A primer on the Triple Aim framework, history and application is found on the IHI Triple Aim Initiative page.
Audio recording of Morality Matters: How to Reset the Mission of Quality Improvement. (Feb. 18, 2016)
Video recording of Don Berwick’s IHI National Forum presentation (Dec. 9, 2015)
2015 marked a professional transition as my work with the Association of Registered Nurses of British Columbia (ARNBC) came to an end after close to four years of exciting and satisfying times during the organization’s development.
One of my personal highlights was collaborating with ARNBC colleagues Julie Fraser and Barb Reece on a presentation delivered by Julie at the International Council of Nurses’ Conference held in Seoul in June 2015. Our presentation – Developing Nurse Leaders: An Important Role for Professional Nursing Associations – outlined ARNBC’s experience in implementing strategies to support the development of emerging leaders through local networks and student engagement activities.

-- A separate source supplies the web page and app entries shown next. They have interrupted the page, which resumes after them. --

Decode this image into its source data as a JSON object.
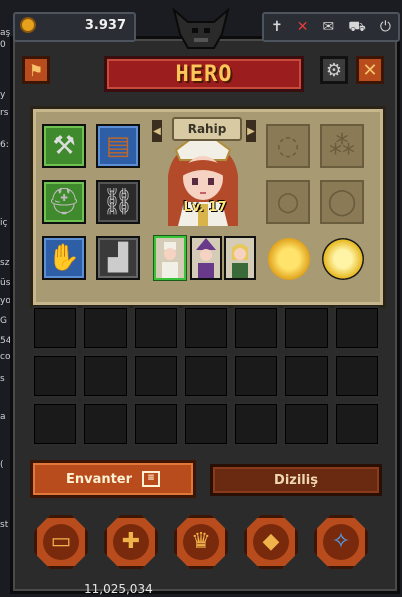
{
  "side_fragments": [
    "aş",
    "0",
    "y",
    "rs",
    "6:",
    "iç",
    "sz",
    "üs",
    "yo",
    "G",
    "54",
    "co",
    "s",
    "a",
    "(",
    "st"
  ],
  "top": {
    "coin_value": "3.937",
    "sys_icons": [
      "sword-icon",
      "mute-icon",
      "mail-icon",
      "cart-icon",
      "power-icon"
    ],
    "sys_glyphs": [
      "✝",
      "✕",
      "✉",
      "⛟",
      "⏻"
    ]
  },
  "window": {
    "title": "HERO"
  },
  "hero": {
    "name": "Rahip",
    "level": "Lv. 17"
  },
  "equipment_left": [
    {
      "name": "mace-icon",
      "glyph": "⚒",
      "color": "green"
    },
    {
      "name": "spellbook-icon",
      "glyph": "📕",
      "color": "blue"
    },
    {
      "name": "chainmail-helmet-icon",
      "glyph": "⛑",
      "color": "green"
    },
    {
      "name": "chainmail-armor-icon",
      "glyph": "⛓",
      "color": "blue"
    },
    {
      "name": "leather-gloves-icon",
      "glyph": "✋",
      "color": "blue"
    },
    {
      "name": "boots-icon",
      "glyph": "👢",
      "color": "green"
    }
  ],
  "equipment_right": [
    {
      "name": "necklace-slot-icon",
      "glyph": "◌"
    },
    {
      "name": "earring-slot-icon",
      "glyph": "⁂"
    },
    {
      "name": "ring-slot-icon",
      "glyph": "○"
    },
    {
      "name": "bracelet-slot-icon",
      "glyph": "◯"
    }
  ],
  "tabs": {
    "inventory": "Envanter",
    "formation": "Diziliş"
  },
  "actions": [
    "chest-icon",
    "cross-icon",
    "crown-icon",
    "box-icon",
    "crystal-icon"
  ],
  "footer": {
    "value": "11,025,034"
  }
}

Dr. Sheila Tlou giving a plenary presentation at ICN Conference in Seoul. Photo credit: ICN
It was a pleasure to follow the daily updates from the ICN Conference and to review presentation materials posted at a later date. See the ICN conference site for selected presentation slides on the theme of Global Citizen, Global Nursing.
Other highlights were speaking invitations during the fall including the opportunity to deliver opening greetings at the 25th anniversary celebration of the British Columbia History of Nursing Society in September – a wonderful event held at Hycroft in Vancouver and a great chance to see many friends and colleagues.

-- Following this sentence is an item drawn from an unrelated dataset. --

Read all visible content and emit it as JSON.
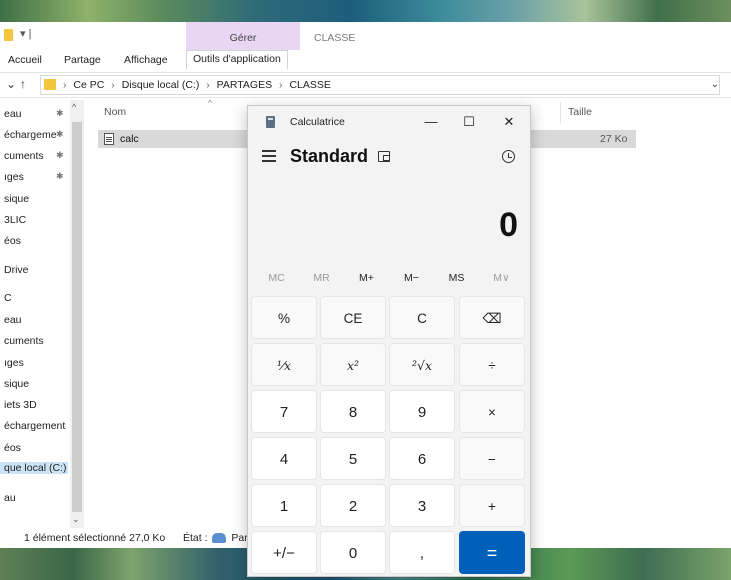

Networking at CNSA Regional Conference in Courtenay, BC. Oct. 2015
Meetings with students at North Island College and at the Western/Prairie Regional Conference of the Canadian Nursing Students’ Association (CNSA) were enjoyable times to talk with students, to learn about their interests and to observe student leadership in action. See my blogpost below dated Oct. 26, 2015.

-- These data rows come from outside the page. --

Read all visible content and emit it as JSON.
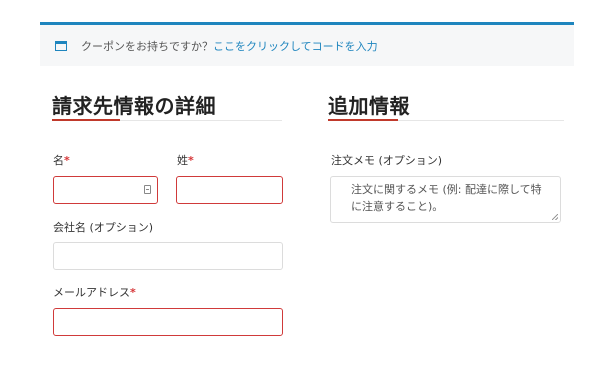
{
  "notice": {
    "text": "クーポンをお持ちですか？",
    "link": "ここをクリックしてコードを入力"
  },
  "billing": {
    "title": "請求先情報の詳細",
    "first_name_label": "名",
    "last_name_label": "姓",
    "company_label": "会社名 (オプション)",
    "email_label": "メールアドレス",
    "required_mark": "*"
  },
  "additional": {
    "title": "追加情報",
    "order_notes_label": "注文メモ (オプション)",
    "order_notes_placeholder": "注文に関するメモ (例: 配達に際して特に注意すること)。"
  },
  "colors": {
    "accent": "#1e85be",
    "error": "#d03a3a",
    "title_underline": "#c0392b"
  }
}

Plans for 2016 include writing projects and continuing my consulting work in nursing and global health.
With my thanks to colleagues for your support in 2015 and best wishes for the coming year!
It was a great pleasure to meet with nursing student leaders at the Western/Prairie Regional Conference of the Canadian Nursing Students’ Association in Courtenay, British Columbia on October 25, 2015. The conference theme for this dynamic gathering was Inspire! Advocate! Unleash!
Graduate Students at Baba Farid College of Nursing, Faridkot, India
In my keynote address I explored aspects of the role of Canadian nurses as global citizens. Drawing on experiences and lessons learned through involvement in international partnerships, I shared examples of advocacy by nurses and their organizations in improving health and health systems. I highlighted current global contexts and connections for Canadian nurses including our strong link to a global nursing leadership community through the International Council of Nurses. An important new political advocacy context for nurses around the world is the launch of the United Nations Sustainable Development Goals, known as the Post-2015 Development Agenda.
My presentation slides posted here have links to references and resources for further exploration: Nursing Leadership CNSA Conference
Thanks to the conference planning committee for inviting me to speak and to all the student delegates for your interest and questions!
The long-anticipated UN Sustainable Development Summit is taking place from September 25-27. For news and background, see the Sustainable Development Summit website.
The highlight of the opening day was captured in a statement released on Sept. 25:
“A bold new global agenda to end poverty by 2030 and pursue a sustainable future was unanimously adopted today by the 193 Member States of the United Nations at the start of a three-day Summit on Sustainable Development.”
There will be many commentaries in the coming weeks following adoption of a new development agenda. A pre-summit statement from the International Council of Nurses offers a global nursing perspective.